Imperial College London has a long and distinguished record of research in structural integrity (SI) including fracture, fatigue, creep and the associated technologies of stress analysis, non-destructive evaluation (NDE), materials development and the understanding of manufacturing (especially welding-related effects such as residual stress measurement and predictions. In the 1970s, Professors Cedric Turner, John Radon, John Rogan and George Webster developed understanding of fatigue and creep crack growth in metal alloys, while understanding failure mechanisms in composites was led by Professors Gordon Williams and Tony Kinloch.

Much of this work continues to this day but is complemented by state of the art experimental, theoretical, modelling, and characterisation investigations which now include: energy materials and structures (from lithium ion batteries to zirconium cladding for nuclear power generation); novel manufacturing methods including ALM and selective laser processing; environmental factors including corrosion, temperature and pressure; and micromechanical studies to establish mechanistic understanding of defect nucleation and growth to inform structural response.

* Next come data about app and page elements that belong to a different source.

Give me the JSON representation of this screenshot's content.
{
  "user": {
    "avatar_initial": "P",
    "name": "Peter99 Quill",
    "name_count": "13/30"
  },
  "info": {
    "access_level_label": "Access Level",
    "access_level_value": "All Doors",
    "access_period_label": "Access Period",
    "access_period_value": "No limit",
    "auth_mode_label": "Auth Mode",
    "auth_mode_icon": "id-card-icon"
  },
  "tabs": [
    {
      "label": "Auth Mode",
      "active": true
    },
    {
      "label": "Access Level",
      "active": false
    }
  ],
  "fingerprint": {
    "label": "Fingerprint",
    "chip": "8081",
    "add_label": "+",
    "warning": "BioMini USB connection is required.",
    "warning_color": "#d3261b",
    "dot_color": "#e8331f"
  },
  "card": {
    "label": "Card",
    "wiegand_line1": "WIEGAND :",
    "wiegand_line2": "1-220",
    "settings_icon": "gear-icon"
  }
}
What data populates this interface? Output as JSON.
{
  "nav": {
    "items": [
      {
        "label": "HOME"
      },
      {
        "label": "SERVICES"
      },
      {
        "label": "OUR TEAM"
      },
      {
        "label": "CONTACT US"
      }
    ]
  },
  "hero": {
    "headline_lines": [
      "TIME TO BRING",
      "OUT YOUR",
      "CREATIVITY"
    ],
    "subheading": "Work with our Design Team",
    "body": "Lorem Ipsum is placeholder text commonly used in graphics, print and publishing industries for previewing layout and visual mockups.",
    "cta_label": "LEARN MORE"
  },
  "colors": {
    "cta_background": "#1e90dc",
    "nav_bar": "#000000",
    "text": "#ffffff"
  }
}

Structural Integrity research is supported at Imperial through a number of research centres funded by industry including the EdF Energy High Temperature Centre, the Rolls‑Royce Nuclear University Technology Centre, and Beijing Institute of Aeronautical Materials of China, and by strong collaborations with a wide industry base – in addition to research grants from EPSRC, the EU and Innovate UK. The research extends across disciplines, departments and research groups including Materials, the Institute of Shock Physics, Non-destructive Evaluation and the Centre for Nuclear Engineering. The outcomes of the research have been widely employed through direct industrial uptake and in the development of structural integrity codes and standards, including R5, R6, BS7910, ASTM E1457 and ASTM E2670.